Mayor Jay Williams is justifiably pleased with the initial presentations from three nationally renowned companies interested in running the Chevrolet Centre, but here’s a piece of advice for Hizzoner: Now that you have them in your grasp, squeeze hard.
Williams and his brain trust will be meeting in private with officials of Global Spectrum of Philadelphia, The Cavaliers Operating Co. of Cleveland/International Facilities Group of Chicago, and SMG of Philadelphia to follow up on their public presentations.
That offers a golden opportunity to talk specifically about the $11.9 million of debt the city is carrying. It borrowed the money to fill the financing gap in the $45 million arena project. It costs the public treasury $755,650 a year just to cover the interest on the loan.
From what has been revealed in the public presentations, it does not appear that any of the companies is willing to commit to an annual payment of $755,650, and that begs the question, “Can’t the city do better?”
Perhaps it can — but not in the way we’ve all come to expect.
Remember that Global Entertainment Corp. of Arizona, which managed the Chevrolet Centre from the time of its opening in October 2005 to October 2007, when the Williams administration gave the company the boot, did attempt to make the city whole.
When the mayor took office in January 2007, he let it be known that the agreement under which Global had been operating — it had been negotiated by his predecessor, George M. McKelvey — was unacceptable because it did not provide the city with enough money.
The contract was renegotiated, resulting in Global’s guaranteeing $600,000 a year payment to the city. It meant the General Fund would only have to be tapped for $155,650 a year.

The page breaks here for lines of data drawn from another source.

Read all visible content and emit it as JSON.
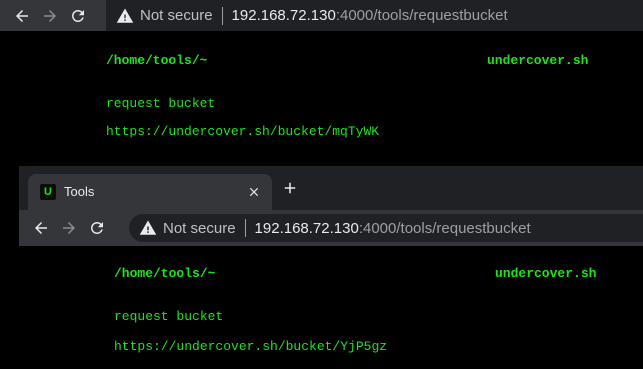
{
  "back_window": {
    "address": {
      "security_label": "Not secure",
      "host": "192.168.72.130",
      "path": ":4000/tools/requestbucket"
    },
    "page": {
      "cwd": "/home/tools/~",
      "brand": "undercover.sh",
      "heading": "request bucket",
      "bucket_url": "https://undercover.sh/bucket/mqTyWK"
    }
  },
  "front_window": {
    "tab": {
      "favicon_letter": "U",
      "title": "Tools"
    },
    "address": {
      "security_label": "Not secure",
      "host": "192.168.72.130",
      "path": ":4000/tools/requestbucket"
    },
    "page": {
      "cwd": "/home/tools/~",
      "brand": "undercover.sh",
      "heading": "request bucket",
      "bucket_url": "https://undercover.sh/bucket/YjP5gz"
    }
  },
  "colors": {
    "terminal_green": "#19e619",
    "toolbar": "#35363a",
    "omnibox": "#202124"
  },
  "icons": [
    "back-arrow-icon",
    "forward-arrow-icon",
    "reload-icon",
    "warning-triangle-icon",
    "close-icon",
    "plus-icon"
  ]
}
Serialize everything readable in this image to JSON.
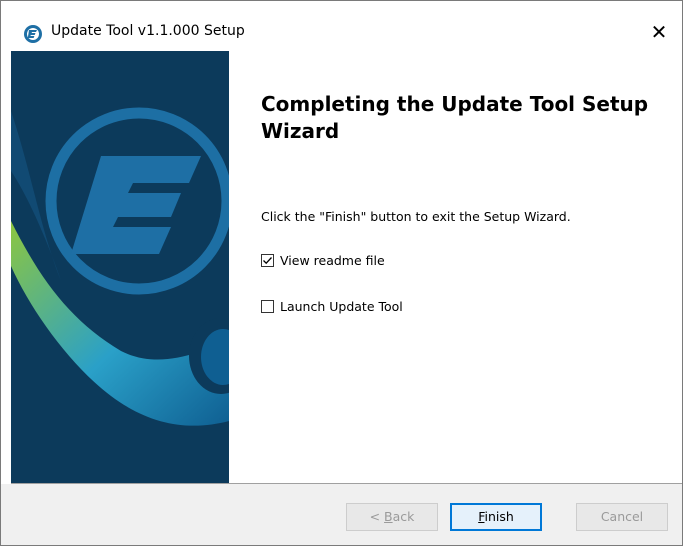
{
  "window": {
    "title": "Update Tool v1.1.000 Setup",
    "close_glyph": "✕",
    "icon": "update-tool-app-icon"
  },
  "content": {
    "heading": "Completing the Update Tool Setup Wizard",
    "info": "Click the \"Finish\" button to exit the Setup Wizard.",
    "options": [
      {
        "label": "View readme file",
        "checked": true
      },
      {
        "label": "Launch Update Tool",
        "checked": false
      }
    ]
  },
  "buttons": {
    "back": {
      "prefix": "< ",
      "mnemonic": "B",
      "rest": "ack",
      "enabled": false
    },
    "finish": {
      "mnemonic": "F",
      "rest": "inish",
      "enabled": true,
      "default": true
    },
    "cancel": {
      "label": "Cancel",
      "enabled": false
    }
  },
  "colors": {
    "banner_bg": "#0c3a5b",
    "banner_logo": "#1e6fa5",
    "accent_focus": "#0078d7",
    "swoosh_green": "#8dc63f",
    "swoosh_blue": "#1a88c9"
  }
}
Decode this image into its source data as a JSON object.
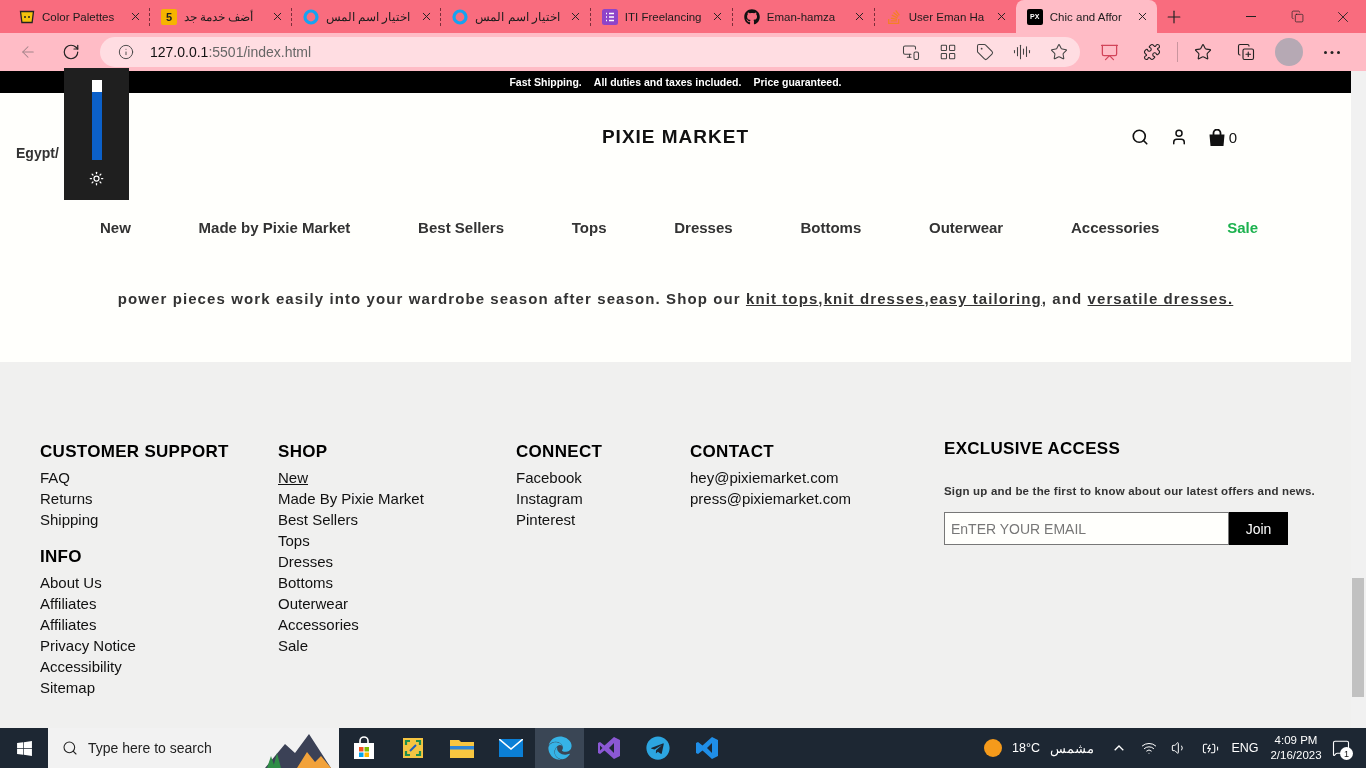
{
  "browser": {
    "tabs": [
      {
        "title": "Color Palettes",
        "kind": "cup",
        "selected": false
      },
      {
        "title": "أضف خدمة جد",
        "kind": "tile",
        "icon_text": "5",
        "selected": false
      },
      {
        "title": "اختيار اسم المس",
        "kind": "ring",
        "selected": false
      },
      {
        "title": "اختيار اسم المس",
        "kind": "ring",
        "selected": false
      },
      {
        "title": "ITI Freelancing",
        "kind": "list",
        "selected": false
      },
      {
        "title": "Eman-hamza",
        "kind": "cat",
        "selected": false
      },
      {
        "title": "User Eman Ha",
        "kind": "stack",
        "selected": false
      },
      {
        "title": "Chic and Affor",
        "kind": "tile_dark",
        "icon_text": "PX",
        "selected": true
      }
    ],
    "back_disabled": true,
    "url": {
      "host": "127.0.0.1",
      "path": ":5501/index.html"
    }
  },
  "brightness": {
    "level": 0.85
  },
  "banner": [
    "Fast Shipping.",
    "All duties and taxes included.",
    "Price guaranteed."
  ],
  "header": {
    "region": "Egypt/",
    "logo": "PIXIE MARKET",
    "cart_count": "0"
  },
  "nav": [
    {
      "label": "New",
      "color": "#333333"
    },
    {
      "label": "Made by Pixie Market",
      "color": "#333333"
    },
    {
      "label": "Best Sellers",
      "color": "#333333"
    },
    {
      "label": "Tops",
      "color": "#333333"
    },
    {
      "label": "Dresses",
      "color": "#333333"
    },
    {
      "label": "Bottoms",
      "color": "#333333"
    },
    {
      "label": "Outerwear",
      "color": "#333333"
    },
    {
      "label": "Accessories",
      "color": "#333333"
    },
    {
      "label": "Sale",
      "color": "#1cb24e"
    }
  ],
  "intro": [
    {
      "kind": "text",
      "text": "power pieces work easily into your wardrobe season after season. Shop our "
    },
    {
      "kind": "link",
      "text": "knit tops"
    },
    {
      "kind": "text",
      "text": ","
    },
    {
      "kind": "link",
      "text": "knit dresses"
    },
    {
      "kind": "text",
      "text": ","
    },
    {
      "kind": "link",
      "text": "easy tailoring"
    },
    {
      "kind": "text",
      "text": ", and "
    },
    {
      "kind": "link",
      "text": "versatile dresses."
    }
  ],
  "footer": {
    "columns": [
      {
        "sections": [
          {
            "heading": "CUSTOMER SUPPORT",
            "links": [
              {
                "label": "FAQ"
              },
              {
                "label": "Returns"
              },
              {
                "label": "Shipping"
              }
            ]
          },
          {
            "heading": "INFO",
            "links": [
              {
                "label": "About Us"
              },
              {
                "label": "Affiliates"
              },
              {
                "label": "Affiliates"
              },
              {
                "label": "Privacy Notice"
              },
              {
                "label": "Accessibility"
              },
              {
                "label": "Sitemap"
              }
            ]
          }
        ]
      },
      {
        "sections": [
          {
            "heading": "SHOP",
            "links": [
              {
                "label": "New",
                "selected": true
              },
              {
                "label": "Made By Pixie Market",
                "selected": false
              },
              {
                "label": "Best Sellers",
                "selected": false
              },
              {
                "label": "Tops",
                "selected": false
              },
              {
                "label": "Dresses",
                "selected": false
              },
              {
                "label": "Bottoms",
                "selected": false
              },
              {
                "label": "Outerwear",
                "selected": false
              },
              {
                "label": "Accessories",
                "selected": false
              },
              {
                "label": "Sale",
                "selected": false
              }
            ]
          }
        ]
      },
      {
        "sections": [
          {
            "heading": "CONNECT",
            "links": [
              {
                "label": "Facebook"
              },
              {
                "label": "Instagram"
              },
              {
                "label": "Pinterest"
              }
            ]
          }
        ]
      },
      {
        "sections": [
          {
            "heading": "CONTACT",
            "links": [
              {
                "label": "hey@pixiemarket.com"
              },
              {
                "label": "press@pixiemarket.com"
              }
            ]
          }
        ]
      }
    ],
    "newsletter": {
      "heading": "EXCLUSIVE ACCESS",
      "text": "Sign up and be the first to know about our latest offers and news.",
      "placeholder": "EnTER YOUR EMAIL",
      "button": "Join"
    }
  },
  "taskbar": {
    "search_placeholder": "Type here to search",
    "apps": [
      {
        "kind": "store",
        "selected": false
      },
      {
        "kind": "snip",
        "selected": false
      },
      {
        "kind": "folder",
        "selected": false
      },
      {
        "kind": "mail",
        "selected": false
      },
      {
        "kind": "edge",
        "selected": true
      },
      {
        "kind": "studio",
        "selected": false
      },
      {
        "kind": "telegram",
        "selected": false
      },
      {
        "kind": "code",
        "selected": false
      }
    ],
    "weather": {
      "temperature": "18°C",
      "condition": "مشمس"
    },
    "language": "ENG",
    "time": "4:09 PM",
    "date": "2/16/2023",
    "notifications": "1"
  }
}
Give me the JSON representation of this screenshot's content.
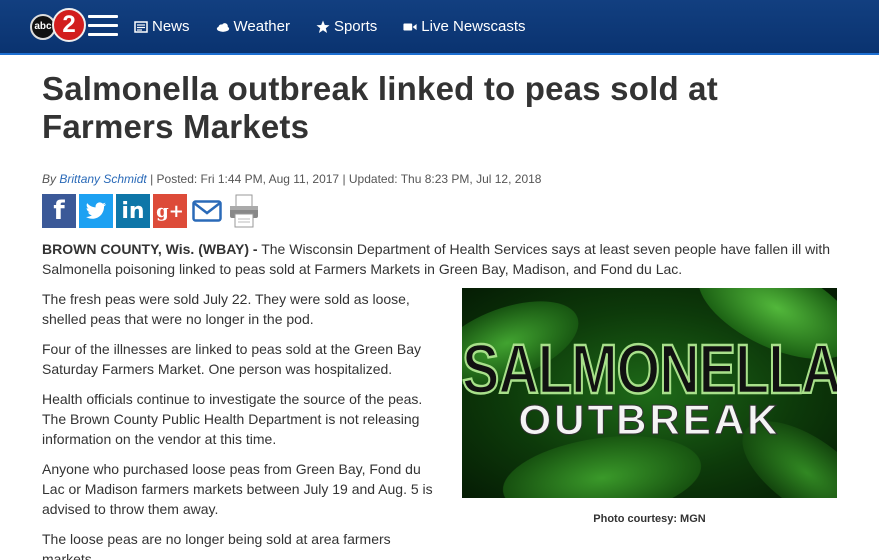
{
  "header": {
    "logo_small": "abc",
    "logo_number": "2",
    "nav": [
      {
        "label": "News",
        "icon": "newspaper-icon"
      },
      {
        "label": "Weather",
        "icon": "cloud-icon"
      },
      {
        "label": "Sports",
        "icon": "star-icon"
      },
      {
        "label": "Live Newscasts",
        "icon": "video-camera-icon"
      }
    ]
  },
  "article": {
    "title": "Salmonella outbreak linked to peas sold at Farmers Markets",
    "byline": {
      "by": "By",
      "author": "Brittany Schmidt",
      "posted": "| Posted: Fri 1:44 PM, Aug 11, 2017",
      "updated": "| Updated: Thu 8:23 PM, Jul 12, 2018"
    },
    "share": [
      "facebook",
      "twitter",
      "linkedin",
      "google-plus",
      "email",
      "print"
    ],
    "dateline": "BROWN COUNTY, Wis. (WBAY) -",
    "lede": " The Wisconsin Department of Health Services says at least seven people have fallen ill with Salmonella poisoning linked to peas sold at Farmers Markets in Green Bay, Madison, and Fond du Lac.",
    "paragraphs": [
      "The fresh peas were sold July 22. They were sold as loose, shelled peas that were no longer in the pod.",
      "Four of the illnesses are linked to peas sold at the Green Bay Saturday Farmers Market. One person was hospitalized.",
      "Health officials continue to investigate the source of the peas. The Brown County Public Health Department is not releasing information on the vendor at this time.",
      "Anyone who purchased loose peas from Green Bay, Fond du Lac or Madison farmers markets between July 19 and Aug. 5 is advised to throw them away.",
      "The loose peas are no longer being sold at area farmers markets."
    ],
    "photo": {
      "line1": "SALMONELLA",
      "line2": "OUTBREAK",
      "caption": "Photo courtesy: MGN"
    }
  },
  "colors": {
    "header_bg": "#0d3b7a",
    "header_border": "#1d6fd1",
    "link": "#2a6ab8",
    "facebook": "#3b5998",
    "twitter": "#1da1f2",
    "linkedin": "#0e76a8",
    "google_plus": "#dd4b39"
  }
}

Things were going along swimmingly, until Global began to balk about the $600,000. It could be speculated that the company’s change of heart came when the higher ups in Arizona realized that they had committed to paying the city a ton of money for a losing proposition.
The Chevrolet Centre has not turned a profit in the two fiscal years it has been in operation.
And it could be cynically suggested that Global officials were glad when Mayor Williams announced that he was severing ties with the company. After all, they washed their hands off an expensive dud.
Thus, when the administration announced it was seeking proposals nationally from companies in the entertainment/sports business, the concern on the part of the taxpayers who have refused to become cheerleaders for an expensive facility of low return on the public dollar was the $11.9 million loan.
Global Spectrum’s annual profit estimate of between $241,986 and $297,611 is not encouraging. It remains to be seen whether the other two companies are painting a brighter financial picture.
But before Mayor Williams strikes a deal, he may want to consider another option: offering an ownership stake in the arena in return for paying the city $11.9 million, which would enable it to payoff its debt.
A straight transaction would mean a 26 percent stake in the Chevrolet Centre, but the city could make the deal even more attractive by agreeing to give the potential partner a 40 percent share.
It would still leave the city the majority owner, thereby addressing any concerns the federal government might have, given the $26.8 million grant that was funneled to the project through the efforts of former Congressman James A. Traficant Jr.
Such a stake would also serve as an incentive for the operator of the arena to ensure that it makes money.
One of the problems with the deal that the city entered into with Global Entertainment was the absence of any penalties linked to failure.
It’s not enough for a company to come in and promise the moon, only to shrug when it is unable to deliver. Taxpayers have a right to expect a respectable return on their dollars. After all, that was the argument put forth by the proponents of the sports/entertainment complex.
The time has come to make good on the promises.
The city of Youngstown needs a partner with an incentive to make money.